More than that, was this small coincidence. I bumped into a school friend at the race track from the 1960s, Alistair Down of Channel 4 Racing. We haven't seen each other since we were 12.
The previous week I had photographed the writer Jon Courtenay Grimwood (below) whose best friend, Alistair Merchant was someone else I hadn't seen since I was 12. The two Alistairs and I had all been contemporaries at the same school.
Jon was photographed in a Victorian cemetery. People love to walk their dogs there, but seem less keen on clearing up after them. One of the occupational hazards of photographing in strange surroundings is treading in or worse, kneeling in dog poo.

I forgot to add a photo of the novelist and poet Elizabeth Spelling in the previous post about photographing people, but we ended up photographing by a church. I'm drawn to churches like a bee to nectar. They often have large uninterupted expanses of wall to shoot against, which I like, though I never shoot inside them, unless I'm photographing a friend's wedding. They're definitely more preferable to graveyards for various reasons. 

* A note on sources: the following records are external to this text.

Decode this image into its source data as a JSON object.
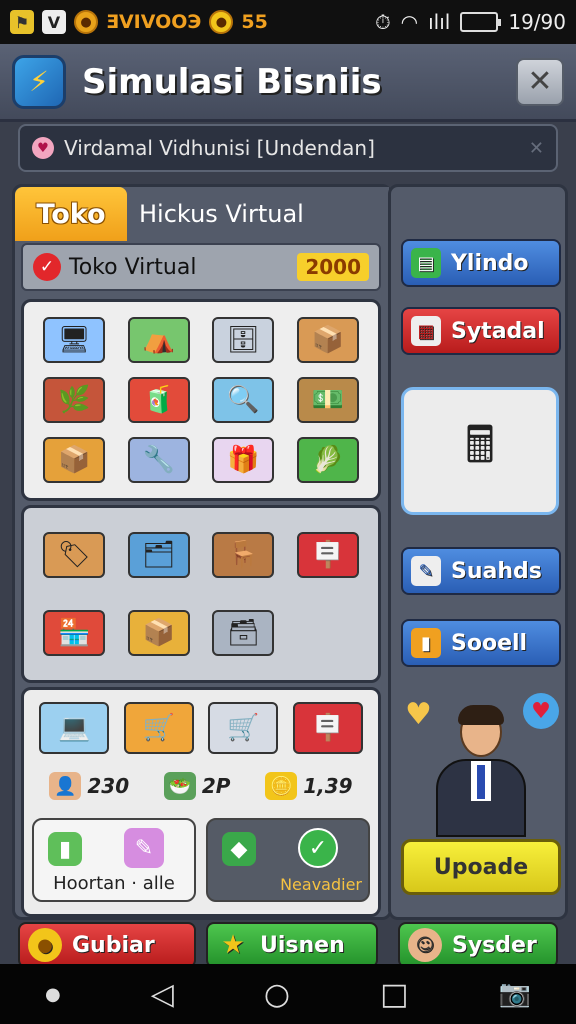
{
  "status_bar": {
    "coins_text": "ƎVIVOOЭ",
    "gold_value": "55",
    "signal_text": "ılıl",
    "time": "19/90",
    "accent_colors": {
      "coins": "#f0a020",
      "battery": "#31c431"
    }
  },
  "header": {
    "title": "Simulasi Bisniis",
    "close_icon": "close-icon",
    "logo_icon": "app-logo"
  },
  "notice": {
    "text": "Virdamal Vidhunisi [Undendan]"
  },
  "main": {
    "tabs": [
      {
        "label": "Toko",
        "active": true
      },
      {
        "label": "Hickus Virtual",
        "active": false
      }
    ],
    "shop_bar": {
      "label": "Toko Virtual",
      "count": "2000"
    },
    "prices": [
      {
        "value": "230"
      },
      {
        "value": "2P"
      },
      {
        "value": "1,39"
      }
    ],
    "cards": [
      {
        "label": "Hoortan · alle"
      },
      {
        "label": "Neavadier"
      }
    ]
  },
  "side": {
    "buttons": [
      {
        "label": "Ylindo",
        "color": "#2a5eb5"
      },
      {
        "label": "Sytadal",
        "color": "#b81c1c"
      },
      {
        "label": "Suahds",
        "color": "#2a5eb5"
      },
      {
        "label": "Sooell",
        "color": "#2a5eb5"
      }
    ],
    "upgrade_label": "Upoade"
  },
  "bottom": {
    "buttons": [
      {
        "label": "Gubiar",
        "color": "#b81c1c"
      },
      {
        "label": "Uisnen",
        "color": "#24922b"
      },
      {
        "label": "Sysder",
        "color": "#24922b"
      }
    ]
  }
}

And I was also lucky enough to shoot the writing team of Martin and Linda Waites. Nine times novelist Martin used to act before he got bored with playing baddies in The Bill. I'm always confused by the programme when I see it. I don't seem to be able to differentiate between the policemen and criminals, they seem equally good and bad, honourable and dishounourable, and so on. Just like real life I suppose, which is why no doubt, the series endures ad nauseam.

This confusion of goodie/baddie is an on going theme with the "I'm a Photographer, not a Terrorist" protest, see the link here.

Lastly, I took a rare train journey to Manchester to shoot Val McDermid, who was a delightful and stimulating subject to photograph. She was reading English at Oxford by the age of 17, and originally from Fife too.
She told me that most photographers want to photograph her with a meat cleaver, or some other similar murder weapon. Imagine being caught on a train with a meat cleaver. I once photographed a chap in Battersea Park with a very large axe. No one took the slightest notice.

Virgin trains have improved, but they are silly about not letting you travel on an earlier train, if for instance, you manage to get to the station ahead of the journey you are booked on. There's this really odd lack of flexibility about life in the U.K. and some seem to absolutely delight in enforcing it. It used to be just the preserve of the stupid or unimaginative to be inflexible, but it is now commonplace rather than the exception. It's a mystery to me.

Glorious Goodwood.